Required action. Match the string "ylabel" against each line below, and copy every line that matches.

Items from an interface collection

- - - -

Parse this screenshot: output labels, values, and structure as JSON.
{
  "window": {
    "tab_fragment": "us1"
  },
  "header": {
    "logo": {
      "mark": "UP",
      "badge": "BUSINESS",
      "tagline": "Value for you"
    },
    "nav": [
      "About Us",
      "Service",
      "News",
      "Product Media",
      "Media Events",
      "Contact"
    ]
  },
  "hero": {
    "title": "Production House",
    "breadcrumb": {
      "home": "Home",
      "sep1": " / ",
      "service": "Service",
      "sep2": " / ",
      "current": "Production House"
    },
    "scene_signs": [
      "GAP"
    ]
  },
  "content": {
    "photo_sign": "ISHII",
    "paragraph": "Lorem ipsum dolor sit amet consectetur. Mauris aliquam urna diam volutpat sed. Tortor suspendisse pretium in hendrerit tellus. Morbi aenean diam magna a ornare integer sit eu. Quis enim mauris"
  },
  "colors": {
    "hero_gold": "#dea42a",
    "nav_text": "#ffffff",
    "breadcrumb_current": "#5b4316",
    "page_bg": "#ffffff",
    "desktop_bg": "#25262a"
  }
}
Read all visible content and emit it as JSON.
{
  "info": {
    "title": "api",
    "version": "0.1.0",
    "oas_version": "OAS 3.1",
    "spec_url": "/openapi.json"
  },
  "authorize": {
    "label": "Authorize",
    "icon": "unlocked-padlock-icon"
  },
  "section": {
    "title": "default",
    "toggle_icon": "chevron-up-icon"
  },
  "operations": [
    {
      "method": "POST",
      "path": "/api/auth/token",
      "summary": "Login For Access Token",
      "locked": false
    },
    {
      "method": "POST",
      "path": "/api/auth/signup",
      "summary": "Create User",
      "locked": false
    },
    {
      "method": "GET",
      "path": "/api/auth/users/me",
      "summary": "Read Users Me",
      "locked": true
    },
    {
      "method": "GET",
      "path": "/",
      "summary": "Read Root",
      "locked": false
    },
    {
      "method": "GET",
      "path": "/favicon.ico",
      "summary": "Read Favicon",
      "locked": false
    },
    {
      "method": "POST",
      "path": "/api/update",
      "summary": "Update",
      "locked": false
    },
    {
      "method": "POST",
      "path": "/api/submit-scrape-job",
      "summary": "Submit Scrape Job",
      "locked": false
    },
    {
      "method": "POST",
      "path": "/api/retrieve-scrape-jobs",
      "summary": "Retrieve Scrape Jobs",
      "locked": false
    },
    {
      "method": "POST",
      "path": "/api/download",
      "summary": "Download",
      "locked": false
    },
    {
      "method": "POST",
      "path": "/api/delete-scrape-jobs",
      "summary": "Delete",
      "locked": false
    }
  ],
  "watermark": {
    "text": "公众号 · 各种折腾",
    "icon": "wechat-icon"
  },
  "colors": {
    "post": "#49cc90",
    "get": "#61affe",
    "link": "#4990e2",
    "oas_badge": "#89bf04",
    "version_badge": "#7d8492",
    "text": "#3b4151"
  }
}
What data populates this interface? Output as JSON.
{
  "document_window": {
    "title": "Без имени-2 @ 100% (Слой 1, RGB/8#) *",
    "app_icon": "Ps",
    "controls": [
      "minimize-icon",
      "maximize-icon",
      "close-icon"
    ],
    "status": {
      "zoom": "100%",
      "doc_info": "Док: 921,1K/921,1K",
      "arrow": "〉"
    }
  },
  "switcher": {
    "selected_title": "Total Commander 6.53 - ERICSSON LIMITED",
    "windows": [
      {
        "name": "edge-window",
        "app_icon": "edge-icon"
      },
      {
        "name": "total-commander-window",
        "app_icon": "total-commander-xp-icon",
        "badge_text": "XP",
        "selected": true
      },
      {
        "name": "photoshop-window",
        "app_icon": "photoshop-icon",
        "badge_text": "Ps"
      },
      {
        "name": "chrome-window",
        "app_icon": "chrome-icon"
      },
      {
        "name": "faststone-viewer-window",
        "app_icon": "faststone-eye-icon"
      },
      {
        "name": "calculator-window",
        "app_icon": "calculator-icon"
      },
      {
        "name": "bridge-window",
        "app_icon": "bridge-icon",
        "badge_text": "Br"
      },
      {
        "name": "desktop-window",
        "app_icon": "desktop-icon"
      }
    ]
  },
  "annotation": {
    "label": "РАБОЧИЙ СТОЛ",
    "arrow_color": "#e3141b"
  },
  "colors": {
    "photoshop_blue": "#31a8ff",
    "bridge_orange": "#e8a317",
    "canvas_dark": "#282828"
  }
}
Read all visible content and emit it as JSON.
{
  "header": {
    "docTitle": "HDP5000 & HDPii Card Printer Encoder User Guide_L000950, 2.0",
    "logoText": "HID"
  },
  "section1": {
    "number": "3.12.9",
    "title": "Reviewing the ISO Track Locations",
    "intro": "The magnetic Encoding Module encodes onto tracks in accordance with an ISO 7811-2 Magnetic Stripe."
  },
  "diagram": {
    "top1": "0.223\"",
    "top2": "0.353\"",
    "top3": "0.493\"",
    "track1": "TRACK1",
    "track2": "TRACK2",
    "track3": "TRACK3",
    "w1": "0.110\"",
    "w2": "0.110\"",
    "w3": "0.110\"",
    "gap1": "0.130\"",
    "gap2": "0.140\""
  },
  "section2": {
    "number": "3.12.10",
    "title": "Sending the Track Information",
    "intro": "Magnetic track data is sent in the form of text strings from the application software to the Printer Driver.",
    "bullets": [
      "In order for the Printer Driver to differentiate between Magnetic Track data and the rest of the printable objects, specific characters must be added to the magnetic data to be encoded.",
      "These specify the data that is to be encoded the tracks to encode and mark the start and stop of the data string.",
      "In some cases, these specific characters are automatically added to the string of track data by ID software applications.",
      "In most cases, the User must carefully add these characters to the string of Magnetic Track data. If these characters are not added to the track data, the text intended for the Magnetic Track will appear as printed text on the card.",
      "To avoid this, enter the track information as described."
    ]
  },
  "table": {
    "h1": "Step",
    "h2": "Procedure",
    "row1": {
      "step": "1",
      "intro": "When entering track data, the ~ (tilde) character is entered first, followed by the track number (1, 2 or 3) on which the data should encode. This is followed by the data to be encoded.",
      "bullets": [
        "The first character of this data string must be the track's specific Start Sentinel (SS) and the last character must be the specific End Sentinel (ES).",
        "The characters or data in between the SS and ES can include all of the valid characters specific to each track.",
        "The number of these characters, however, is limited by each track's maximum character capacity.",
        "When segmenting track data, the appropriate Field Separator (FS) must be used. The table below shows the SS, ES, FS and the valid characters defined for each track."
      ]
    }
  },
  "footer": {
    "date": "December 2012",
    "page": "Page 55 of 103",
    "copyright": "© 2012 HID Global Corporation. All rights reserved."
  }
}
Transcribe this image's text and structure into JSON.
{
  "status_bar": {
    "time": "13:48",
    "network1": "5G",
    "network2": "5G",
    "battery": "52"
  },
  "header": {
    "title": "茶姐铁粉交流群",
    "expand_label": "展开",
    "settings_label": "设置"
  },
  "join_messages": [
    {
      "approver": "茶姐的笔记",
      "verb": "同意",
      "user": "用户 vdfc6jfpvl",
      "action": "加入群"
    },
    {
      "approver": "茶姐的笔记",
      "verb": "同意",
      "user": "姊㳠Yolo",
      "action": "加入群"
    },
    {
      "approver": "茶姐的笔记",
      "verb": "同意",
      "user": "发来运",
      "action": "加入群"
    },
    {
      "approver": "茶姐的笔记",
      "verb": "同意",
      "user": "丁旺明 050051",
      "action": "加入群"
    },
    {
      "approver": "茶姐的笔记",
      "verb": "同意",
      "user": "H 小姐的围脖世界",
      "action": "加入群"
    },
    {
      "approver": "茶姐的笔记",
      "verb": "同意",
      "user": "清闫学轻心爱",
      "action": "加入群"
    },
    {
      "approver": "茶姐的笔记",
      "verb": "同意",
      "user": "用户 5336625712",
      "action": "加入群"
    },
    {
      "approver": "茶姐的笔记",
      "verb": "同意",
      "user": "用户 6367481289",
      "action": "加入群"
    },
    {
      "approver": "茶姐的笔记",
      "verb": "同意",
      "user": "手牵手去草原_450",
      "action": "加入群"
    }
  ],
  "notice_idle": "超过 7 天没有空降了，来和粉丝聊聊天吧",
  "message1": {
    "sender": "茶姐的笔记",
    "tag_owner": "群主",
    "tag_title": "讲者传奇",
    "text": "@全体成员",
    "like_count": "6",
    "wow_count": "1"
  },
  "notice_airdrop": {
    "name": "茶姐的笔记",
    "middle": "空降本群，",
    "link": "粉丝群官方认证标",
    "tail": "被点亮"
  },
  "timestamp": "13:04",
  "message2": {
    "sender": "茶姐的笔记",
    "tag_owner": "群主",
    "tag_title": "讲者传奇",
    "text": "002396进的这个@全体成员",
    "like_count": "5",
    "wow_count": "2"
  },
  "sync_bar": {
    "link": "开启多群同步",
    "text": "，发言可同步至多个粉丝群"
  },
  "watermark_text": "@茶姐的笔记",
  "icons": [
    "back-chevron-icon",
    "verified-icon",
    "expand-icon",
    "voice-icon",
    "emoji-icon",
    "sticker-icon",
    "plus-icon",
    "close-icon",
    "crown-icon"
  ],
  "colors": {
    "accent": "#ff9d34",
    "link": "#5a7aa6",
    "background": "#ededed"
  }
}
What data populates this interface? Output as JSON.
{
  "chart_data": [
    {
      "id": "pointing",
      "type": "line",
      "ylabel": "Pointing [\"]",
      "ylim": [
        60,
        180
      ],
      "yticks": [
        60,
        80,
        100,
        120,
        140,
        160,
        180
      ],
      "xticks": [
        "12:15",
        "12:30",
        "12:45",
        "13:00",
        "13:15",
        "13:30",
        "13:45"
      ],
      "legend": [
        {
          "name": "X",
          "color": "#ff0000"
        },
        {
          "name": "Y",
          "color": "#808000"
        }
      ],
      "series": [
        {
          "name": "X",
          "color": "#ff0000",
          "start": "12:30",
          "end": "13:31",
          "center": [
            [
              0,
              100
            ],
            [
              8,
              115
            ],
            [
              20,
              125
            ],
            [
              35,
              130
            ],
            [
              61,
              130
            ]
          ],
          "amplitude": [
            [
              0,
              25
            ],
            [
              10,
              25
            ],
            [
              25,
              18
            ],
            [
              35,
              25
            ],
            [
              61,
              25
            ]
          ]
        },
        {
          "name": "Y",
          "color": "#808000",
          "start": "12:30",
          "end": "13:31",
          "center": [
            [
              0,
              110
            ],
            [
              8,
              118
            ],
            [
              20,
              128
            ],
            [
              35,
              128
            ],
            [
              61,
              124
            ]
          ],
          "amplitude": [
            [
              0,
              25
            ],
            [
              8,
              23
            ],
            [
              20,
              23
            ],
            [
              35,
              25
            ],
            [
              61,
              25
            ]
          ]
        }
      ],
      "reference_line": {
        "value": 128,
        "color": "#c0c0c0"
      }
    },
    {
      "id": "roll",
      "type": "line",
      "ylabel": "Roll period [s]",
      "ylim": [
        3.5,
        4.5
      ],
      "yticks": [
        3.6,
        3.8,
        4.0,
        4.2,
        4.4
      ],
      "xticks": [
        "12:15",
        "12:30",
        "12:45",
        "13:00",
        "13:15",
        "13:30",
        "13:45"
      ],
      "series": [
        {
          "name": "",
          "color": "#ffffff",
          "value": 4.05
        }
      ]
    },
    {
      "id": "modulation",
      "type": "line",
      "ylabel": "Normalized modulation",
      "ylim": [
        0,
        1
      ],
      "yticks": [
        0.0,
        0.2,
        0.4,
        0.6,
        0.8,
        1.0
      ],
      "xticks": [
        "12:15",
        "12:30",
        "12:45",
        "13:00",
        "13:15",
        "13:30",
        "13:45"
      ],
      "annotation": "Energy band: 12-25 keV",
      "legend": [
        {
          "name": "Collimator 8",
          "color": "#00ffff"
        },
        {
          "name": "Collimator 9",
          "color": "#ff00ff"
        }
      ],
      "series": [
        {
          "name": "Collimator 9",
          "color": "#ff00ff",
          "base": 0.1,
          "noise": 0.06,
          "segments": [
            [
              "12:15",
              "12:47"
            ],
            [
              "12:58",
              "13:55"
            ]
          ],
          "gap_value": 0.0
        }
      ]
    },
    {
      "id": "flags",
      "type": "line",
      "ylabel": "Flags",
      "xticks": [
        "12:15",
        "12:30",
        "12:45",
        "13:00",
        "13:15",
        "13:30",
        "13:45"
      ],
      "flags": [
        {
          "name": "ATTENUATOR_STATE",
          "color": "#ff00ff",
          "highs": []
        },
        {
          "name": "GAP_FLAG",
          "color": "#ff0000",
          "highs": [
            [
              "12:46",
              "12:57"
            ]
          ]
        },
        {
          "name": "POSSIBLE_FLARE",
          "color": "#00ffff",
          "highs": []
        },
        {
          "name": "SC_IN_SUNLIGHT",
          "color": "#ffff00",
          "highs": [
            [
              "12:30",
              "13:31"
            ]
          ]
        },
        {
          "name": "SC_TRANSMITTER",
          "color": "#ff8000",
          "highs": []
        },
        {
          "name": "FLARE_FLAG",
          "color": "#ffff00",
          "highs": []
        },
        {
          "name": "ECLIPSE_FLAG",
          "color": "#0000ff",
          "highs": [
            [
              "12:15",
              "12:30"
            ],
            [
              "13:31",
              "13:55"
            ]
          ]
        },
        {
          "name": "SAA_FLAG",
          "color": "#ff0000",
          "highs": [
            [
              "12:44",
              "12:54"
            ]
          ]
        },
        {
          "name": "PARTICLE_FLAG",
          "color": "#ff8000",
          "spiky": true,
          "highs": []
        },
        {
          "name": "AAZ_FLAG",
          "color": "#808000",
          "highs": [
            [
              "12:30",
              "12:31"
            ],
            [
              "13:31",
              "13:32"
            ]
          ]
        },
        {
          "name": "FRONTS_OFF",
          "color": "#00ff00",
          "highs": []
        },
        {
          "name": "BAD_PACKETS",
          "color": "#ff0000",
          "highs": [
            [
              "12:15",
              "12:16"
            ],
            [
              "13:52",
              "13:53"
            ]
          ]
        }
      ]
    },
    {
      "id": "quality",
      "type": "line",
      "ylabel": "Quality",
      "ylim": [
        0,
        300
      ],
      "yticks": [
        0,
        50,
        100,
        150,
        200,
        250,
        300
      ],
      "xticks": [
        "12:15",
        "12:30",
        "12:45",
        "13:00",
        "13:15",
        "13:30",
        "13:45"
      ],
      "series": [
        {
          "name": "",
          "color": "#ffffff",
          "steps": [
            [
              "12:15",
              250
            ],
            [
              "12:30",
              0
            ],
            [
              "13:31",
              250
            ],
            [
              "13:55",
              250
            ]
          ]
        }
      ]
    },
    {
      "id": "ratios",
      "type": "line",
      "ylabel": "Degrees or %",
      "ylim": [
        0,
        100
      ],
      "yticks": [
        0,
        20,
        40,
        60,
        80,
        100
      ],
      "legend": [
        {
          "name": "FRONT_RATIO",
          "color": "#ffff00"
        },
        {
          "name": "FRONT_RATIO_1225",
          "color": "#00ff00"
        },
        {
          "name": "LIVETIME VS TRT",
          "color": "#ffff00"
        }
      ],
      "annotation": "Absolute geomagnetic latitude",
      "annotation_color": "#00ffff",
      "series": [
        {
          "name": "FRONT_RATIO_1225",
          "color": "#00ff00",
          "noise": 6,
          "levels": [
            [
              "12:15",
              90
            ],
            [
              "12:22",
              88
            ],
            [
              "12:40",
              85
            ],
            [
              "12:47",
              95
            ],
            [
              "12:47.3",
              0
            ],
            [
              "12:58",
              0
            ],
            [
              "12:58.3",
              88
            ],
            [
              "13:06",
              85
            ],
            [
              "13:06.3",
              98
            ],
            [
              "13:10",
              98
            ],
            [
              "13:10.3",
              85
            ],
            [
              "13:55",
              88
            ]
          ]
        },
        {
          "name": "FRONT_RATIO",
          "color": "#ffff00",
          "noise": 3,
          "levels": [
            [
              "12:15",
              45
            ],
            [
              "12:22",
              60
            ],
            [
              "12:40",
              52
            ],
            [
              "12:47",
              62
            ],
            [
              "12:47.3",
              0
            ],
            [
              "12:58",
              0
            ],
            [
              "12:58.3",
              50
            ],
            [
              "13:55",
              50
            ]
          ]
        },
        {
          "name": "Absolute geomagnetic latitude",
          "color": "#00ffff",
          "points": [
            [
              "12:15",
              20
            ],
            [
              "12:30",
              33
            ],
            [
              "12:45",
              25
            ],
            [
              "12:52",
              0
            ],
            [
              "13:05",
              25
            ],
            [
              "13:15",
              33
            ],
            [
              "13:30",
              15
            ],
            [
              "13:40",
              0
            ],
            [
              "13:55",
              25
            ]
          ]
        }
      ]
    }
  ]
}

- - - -

Task result.
      "ylabel": "Pointing [\"]",
      "ylabel": "Roll period [s]",
      "ylabel": "Normalized modulation",
      "ylabel": "Flags",
      "ylabel": "Quality",
      "ylabel": "Degrees or %",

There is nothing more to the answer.